— Work to complete —
Go through the material and copy each line that includes "JSON".

........

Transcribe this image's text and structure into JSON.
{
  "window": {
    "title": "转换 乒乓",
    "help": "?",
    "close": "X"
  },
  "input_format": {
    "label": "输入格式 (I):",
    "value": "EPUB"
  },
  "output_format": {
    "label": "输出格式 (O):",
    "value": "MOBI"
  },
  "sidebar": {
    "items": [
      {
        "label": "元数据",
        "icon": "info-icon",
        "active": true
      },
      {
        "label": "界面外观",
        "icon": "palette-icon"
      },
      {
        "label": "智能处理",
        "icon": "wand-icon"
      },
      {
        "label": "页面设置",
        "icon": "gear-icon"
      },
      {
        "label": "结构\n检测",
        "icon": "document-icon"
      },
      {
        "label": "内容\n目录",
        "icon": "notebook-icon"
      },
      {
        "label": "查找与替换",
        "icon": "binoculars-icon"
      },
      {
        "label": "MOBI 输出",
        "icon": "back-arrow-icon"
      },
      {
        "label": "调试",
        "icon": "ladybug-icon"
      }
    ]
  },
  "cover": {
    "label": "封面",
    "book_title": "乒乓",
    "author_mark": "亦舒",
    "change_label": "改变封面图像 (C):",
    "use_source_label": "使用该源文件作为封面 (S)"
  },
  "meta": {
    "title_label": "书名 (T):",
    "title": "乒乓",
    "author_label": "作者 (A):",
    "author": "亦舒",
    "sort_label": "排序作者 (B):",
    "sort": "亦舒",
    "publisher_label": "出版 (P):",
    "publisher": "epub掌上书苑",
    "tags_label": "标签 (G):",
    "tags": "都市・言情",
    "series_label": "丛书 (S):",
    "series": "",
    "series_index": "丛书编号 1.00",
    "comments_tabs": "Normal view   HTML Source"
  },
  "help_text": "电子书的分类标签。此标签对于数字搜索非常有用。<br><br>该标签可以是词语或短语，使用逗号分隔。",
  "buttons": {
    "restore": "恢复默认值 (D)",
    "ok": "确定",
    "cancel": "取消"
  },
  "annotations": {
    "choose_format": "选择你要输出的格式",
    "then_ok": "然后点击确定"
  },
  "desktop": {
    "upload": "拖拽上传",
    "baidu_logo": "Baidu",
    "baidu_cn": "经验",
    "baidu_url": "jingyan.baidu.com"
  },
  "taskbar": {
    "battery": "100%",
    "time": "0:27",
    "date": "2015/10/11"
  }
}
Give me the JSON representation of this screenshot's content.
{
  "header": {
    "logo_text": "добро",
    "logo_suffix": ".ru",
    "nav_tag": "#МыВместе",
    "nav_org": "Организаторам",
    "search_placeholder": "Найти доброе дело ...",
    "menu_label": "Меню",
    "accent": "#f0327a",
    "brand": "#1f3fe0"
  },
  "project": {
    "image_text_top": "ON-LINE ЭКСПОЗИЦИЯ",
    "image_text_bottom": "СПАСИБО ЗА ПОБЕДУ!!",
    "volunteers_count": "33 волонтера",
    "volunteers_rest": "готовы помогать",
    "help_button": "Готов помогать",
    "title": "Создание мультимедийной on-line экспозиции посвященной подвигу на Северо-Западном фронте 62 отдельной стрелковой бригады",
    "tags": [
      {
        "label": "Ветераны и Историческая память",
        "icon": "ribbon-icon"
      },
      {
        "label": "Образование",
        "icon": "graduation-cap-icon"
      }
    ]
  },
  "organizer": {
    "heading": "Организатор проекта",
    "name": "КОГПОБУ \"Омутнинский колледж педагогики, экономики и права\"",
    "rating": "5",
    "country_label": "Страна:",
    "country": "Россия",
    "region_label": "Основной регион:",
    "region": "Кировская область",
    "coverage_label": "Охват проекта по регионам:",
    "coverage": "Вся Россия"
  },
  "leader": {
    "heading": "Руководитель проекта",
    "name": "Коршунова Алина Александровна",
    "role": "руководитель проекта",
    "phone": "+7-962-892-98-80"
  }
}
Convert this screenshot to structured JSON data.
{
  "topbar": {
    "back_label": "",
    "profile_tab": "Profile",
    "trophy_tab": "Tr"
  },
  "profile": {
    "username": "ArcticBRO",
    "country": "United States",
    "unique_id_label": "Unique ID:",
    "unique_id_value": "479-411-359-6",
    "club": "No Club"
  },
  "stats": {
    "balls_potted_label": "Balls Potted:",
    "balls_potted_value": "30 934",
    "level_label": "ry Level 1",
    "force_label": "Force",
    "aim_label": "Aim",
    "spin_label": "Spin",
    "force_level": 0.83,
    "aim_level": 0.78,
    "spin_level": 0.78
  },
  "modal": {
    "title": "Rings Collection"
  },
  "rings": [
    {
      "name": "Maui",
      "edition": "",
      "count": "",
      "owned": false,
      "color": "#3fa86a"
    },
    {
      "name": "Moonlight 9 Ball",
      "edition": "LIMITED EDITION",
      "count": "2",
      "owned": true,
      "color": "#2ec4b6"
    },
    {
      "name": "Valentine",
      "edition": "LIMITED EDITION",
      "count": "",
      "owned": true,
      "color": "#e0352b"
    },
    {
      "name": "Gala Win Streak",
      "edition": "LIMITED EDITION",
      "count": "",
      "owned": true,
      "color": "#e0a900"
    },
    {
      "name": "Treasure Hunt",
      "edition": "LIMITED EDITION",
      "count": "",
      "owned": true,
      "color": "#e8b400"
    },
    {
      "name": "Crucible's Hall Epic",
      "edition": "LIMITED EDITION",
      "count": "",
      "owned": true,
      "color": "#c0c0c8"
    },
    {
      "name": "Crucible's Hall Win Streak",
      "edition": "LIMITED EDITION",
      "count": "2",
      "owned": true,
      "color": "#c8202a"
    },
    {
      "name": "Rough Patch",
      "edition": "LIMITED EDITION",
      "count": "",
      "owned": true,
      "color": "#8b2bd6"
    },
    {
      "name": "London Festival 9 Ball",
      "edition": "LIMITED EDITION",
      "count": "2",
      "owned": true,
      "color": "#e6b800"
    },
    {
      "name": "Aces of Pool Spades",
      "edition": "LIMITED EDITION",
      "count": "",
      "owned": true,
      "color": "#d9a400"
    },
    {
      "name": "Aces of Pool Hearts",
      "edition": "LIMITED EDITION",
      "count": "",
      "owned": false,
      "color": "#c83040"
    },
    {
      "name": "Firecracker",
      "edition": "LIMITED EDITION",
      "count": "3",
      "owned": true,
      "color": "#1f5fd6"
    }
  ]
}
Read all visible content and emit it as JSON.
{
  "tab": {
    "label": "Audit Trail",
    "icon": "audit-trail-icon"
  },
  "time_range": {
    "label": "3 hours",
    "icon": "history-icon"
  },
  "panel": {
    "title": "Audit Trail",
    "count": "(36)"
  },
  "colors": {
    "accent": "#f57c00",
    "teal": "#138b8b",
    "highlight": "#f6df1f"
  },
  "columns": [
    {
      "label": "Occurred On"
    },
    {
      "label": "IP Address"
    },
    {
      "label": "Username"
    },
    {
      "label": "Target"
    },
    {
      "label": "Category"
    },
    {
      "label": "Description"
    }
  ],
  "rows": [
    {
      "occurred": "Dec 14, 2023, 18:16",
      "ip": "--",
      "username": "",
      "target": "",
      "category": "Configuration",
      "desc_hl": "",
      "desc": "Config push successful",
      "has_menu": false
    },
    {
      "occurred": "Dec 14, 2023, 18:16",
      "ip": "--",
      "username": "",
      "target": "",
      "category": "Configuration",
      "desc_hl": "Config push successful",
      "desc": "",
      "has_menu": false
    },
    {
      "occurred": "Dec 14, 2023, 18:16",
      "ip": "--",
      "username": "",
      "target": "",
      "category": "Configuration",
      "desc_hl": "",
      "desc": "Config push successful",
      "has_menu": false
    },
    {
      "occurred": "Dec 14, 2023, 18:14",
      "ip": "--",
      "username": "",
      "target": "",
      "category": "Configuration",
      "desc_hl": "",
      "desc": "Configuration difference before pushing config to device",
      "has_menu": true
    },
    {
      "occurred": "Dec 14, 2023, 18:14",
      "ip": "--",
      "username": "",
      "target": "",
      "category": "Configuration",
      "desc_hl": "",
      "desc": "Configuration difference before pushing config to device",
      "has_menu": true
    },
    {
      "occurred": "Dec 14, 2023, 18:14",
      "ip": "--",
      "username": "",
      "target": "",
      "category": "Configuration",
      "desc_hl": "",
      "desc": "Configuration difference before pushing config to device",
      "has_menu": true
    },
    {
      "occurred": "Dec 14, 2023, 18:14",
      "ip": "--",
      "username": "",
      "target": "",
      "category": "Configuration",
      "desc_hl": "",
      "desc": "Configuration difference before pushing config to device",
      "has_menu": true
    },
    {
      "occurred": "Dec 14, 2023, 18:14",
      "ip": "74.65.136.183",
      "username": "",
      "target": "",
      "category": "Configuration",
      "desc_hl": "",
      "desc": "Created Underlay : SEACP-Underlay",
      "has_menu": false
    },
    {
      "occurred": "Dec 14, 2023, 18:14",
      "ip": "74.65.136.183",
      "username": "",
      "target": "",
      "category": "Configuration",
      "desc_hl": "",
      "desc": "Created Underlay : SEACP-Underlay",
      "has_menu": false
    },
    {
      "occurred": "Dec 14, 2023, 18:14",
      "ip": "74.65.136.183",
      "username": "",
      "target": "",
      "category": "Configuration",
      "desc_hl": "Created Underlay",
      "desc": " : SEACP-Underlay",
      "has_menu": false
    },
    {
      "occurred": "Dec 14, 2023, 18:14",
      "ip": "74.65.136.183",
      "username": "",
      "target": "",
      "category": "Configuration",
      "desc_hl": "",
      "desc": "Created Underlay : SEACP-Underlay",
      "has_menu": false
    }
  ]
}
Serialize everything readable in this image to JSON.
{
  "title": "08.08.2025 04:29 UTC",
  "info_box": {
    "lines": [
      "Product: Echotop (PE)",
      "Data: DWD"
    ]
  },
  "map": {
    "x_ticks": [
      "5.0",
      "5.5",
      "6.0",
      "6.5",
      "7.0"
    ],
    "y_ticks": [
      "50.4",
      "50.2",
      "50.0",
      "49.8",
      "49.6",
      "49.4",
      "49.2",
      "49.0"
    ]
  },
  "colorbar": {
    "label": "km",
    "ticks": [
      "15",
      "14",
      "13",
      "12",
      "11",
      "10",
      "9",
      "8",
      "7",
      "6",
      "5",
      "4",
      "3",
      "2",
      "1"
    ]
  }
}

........

— Exercise output —
Transcribe this image's text and structure into JSON.
Give me the JSON representation of this screenshot's content.
Convert this screenshot to structured JSON data.
Read all visible content and emit it as JSON.
Serialize everything readable in this image to JSON.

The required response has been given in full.